All four chimneys have now been rebuilt and are being repainted to match the originals.
The first phase of the development, Circus West Village, was completed in 2017 and is now home to over 1,000 residents. Circus West Village residents can take advantage of a wide range of amenities and services including independent retailers, 35,000 sq ft of pop-up space, a 15,000 sq ft gym, an indoor swimming pool and a health spa, The Spring. They also have access to a 5,000 sq ft private Residents Club, The Riverhouse – this club has a bar, private dining space, library and a cinema.
The latest technology is deployed via the Power Club app to connect to each other, to clubs, to events as well as offering access to a whole host of residents’ services via a personalised mobile portal.
Circus West Village has large areas of adjoining public open space including a section of the new six acre riverfront park that will provide direct access to Battersea Park and Chelsea via a new riverside pathway adjoining the existing River Thames Walk.
Phase 2 of the development includes the refurbishment and transformation of the Power Station into a vibrant mixed-use destination. Battersea Power Station will house over 100 shops, restaurants and cafes, a 2,000-person capacity events venue, a unique chimney lift experience offering 360 degree panoramic views of London’s skyline from a height of over 100m, new office space, 500,000 sq. ft of which will be home to Apple’s new London Campus, and 253 new residential apartments.
Phase 3 will be one of the most exciting areas of the Battersea Power Station development. It will offer a public pedestrian gateway to the entire development, linked to the new tube station and a high street otherwise known as The Electric Boulevard.
Gehry Partners and Foster + Partners, two of the world’s most innovative and renowned architectural practices have been chosen to collaborate in the design of this new high street: Gehry Partners is designing the buildings to its east while Foster + Partners is designing those to the west. This will be architect Frank Gehry’s first residential building in the UK and the first collaboration between the two firms.
Two residential development zones will be located either side of the high street. Shops and restaurants set along The Electric Boulevard, a community hub, medical centre, a new park called Prospect Park and a 167 room hotel overlooking both the square in front of and The Power Station itself.

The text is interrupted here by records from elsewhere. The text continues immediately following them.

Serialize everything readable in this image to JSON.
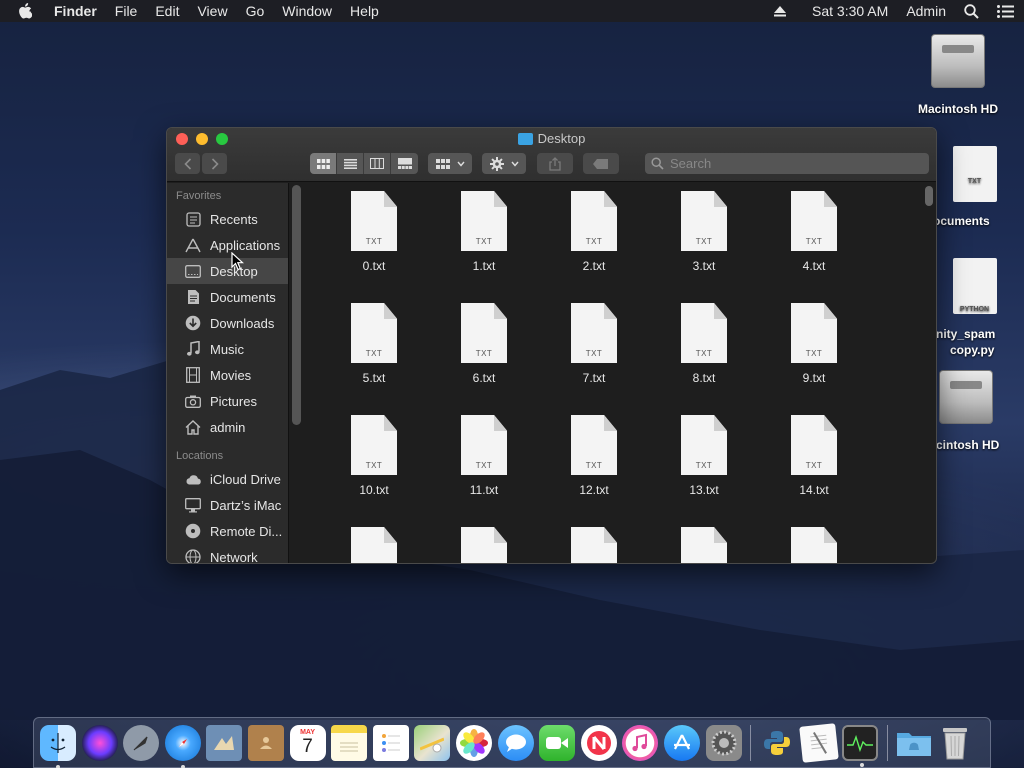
{
  "menubar": {
    "app_name": "Finder",
    "menus": [
      "File",
      "Edit",
      "View",
      "Go",
      "Window",
      "Help"
    ],
    "clock": "Sat 3:30 AM",
    "user": "Admin"
  },
  "desktop_icons": [
    {
      "label": "Macintosh HD",
      "kind": "drive"
    },
    {
      "label": "ocuments",
      "kind": "doc",
      "badge": "TXT"
    },
    {
      "label": "nity_spam",
      "label2": "copy.py",
      "kind": "doc",
      "badge": "PYTHON"
    },
    {
      "label": "cintosh HD",
      "kind": "drive"
    }
  ],
  "window": {
    "title": "Desktop",
    "search_placeholder": "Search",
    "colors": {
      "close": "#fe5f57",
      "minimize": "#febc2e",
      "zoom": "#28c840"
    }
  },
  "sidebar": {
    "favorites_header": "Favorites",
    "favorites": [
      {
        "label": "Recents",
        "icon": "clock-icon"
      },
      {
        "label": "Applications",
        "icon": "applications-icon"
      },
      {
        "label": "Desktop",
        "icon": "desktop-icon",
        "selected": true
      },
      {
        "label": "Documents",
        "icon": "document-icon"
      },
      {
        "label": "Downloads",
        "icon": "download-icon"
      },
      {
        "label": "Music",
        "icon": "music-note-icon"
      },
      {
        "label": "Movies",
        "icon": "film-icon"
      },
      {
        "label": "Pictures",
        "icon": "camera-icon"
      },
      {
        "label": "admin",
        "icon": "home-icon"
      }
    ],
    "locations_header": "Locations",
    "locations": [
      {
        "label": "iCloud Drive",
        "icon": "cloud-icon"
      },
      {
        "label": "Dartz’s iMac",
        "icon": "imac-icon"
      },
      {
        "label": "Remote Di...",
        "icon": "disc-icon"
      },
      {
        "label": "Network",
        "icon": "globe-icon"
      }
    ]
  },
  "files": {
    "badge": "TXT",
    "items": [
      "0.txt",
      "1.txt",
      "2.txt",
      "3.txt",
      "4.txt",
      "5.txt",
      "6.txt",
      "7.txt",
      "8.txt",
      "9.txt",
      "10.txt",
      "11.txt",
      "12.txt",
      "13.txt",
      "14.txt",
      "",
      "",
      "",
      "",
      ""
    ]
  },
  "dock": {
    "calendar_month": "MAY",
    "calendar_day": "7",
    "apps": [
      "finder-icon",
      "siri-icon",
      "launchpad-icon",
      "safari-icon",
      "mail-icon",
      "contacts-icon",
      "calendar-icon",
      "notes-icon",
      "reminders-icon",
      "maps-icon",
      "photos-icon",
      "messages-icon",
      "facetime-icon",
      "news-icon",
      "itunes-icon",
      "app-store-icon",
      "system-preferences-icon",
      "python-launcher-icon",
      "textedit-icon",
      "activity-monitor-icon",
      "folder-icon",
      "trash-icon"
    ]
  }
}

The Gehry Partners element will include a selection of individual buildings to be known as ‘Prospect Place’ which will house doubleheight retail units at street level and a new multi-use community hub in Prospect Park. Prospect Place will be anchored by the distinctive central ‘Flower’ building. Prospect Place will house approximately half the residential units for Phase 3.
The Foster + Partners design named Battersea Roof Gardens will undulate along the line of the boulevard creating a unique building profile. Two floors of retail units will front onto the high street with huge breaks in the façade to allow light through, creating gardens in the sky. The garden is being designed by James Corner Field Operations who created the famous ‘High Line’ in New York City – with delivery being managed by LDA Design. The initial designs were unveiled in April 2014, with planning permission granted in October 2014.
A hotel management agreement was signed in 2015 with lifestyle hotel operator art’otel, part of the PPHE group. The completion of this phase is set to coincide with the opening of the new Underground stations at Nine Elms and Battersea Power Station, as part of the new £1bn Northern Line Extension; journey times to the West End and the City will be approximately 15 minutes.
Phase 4a will provide affordable housing and further public space as well as incubator units for small local businesses. It has been designed by award-winning architects Patel Taylor and Battersea Power Station’s site-wide Executive Masterplanners, JTP.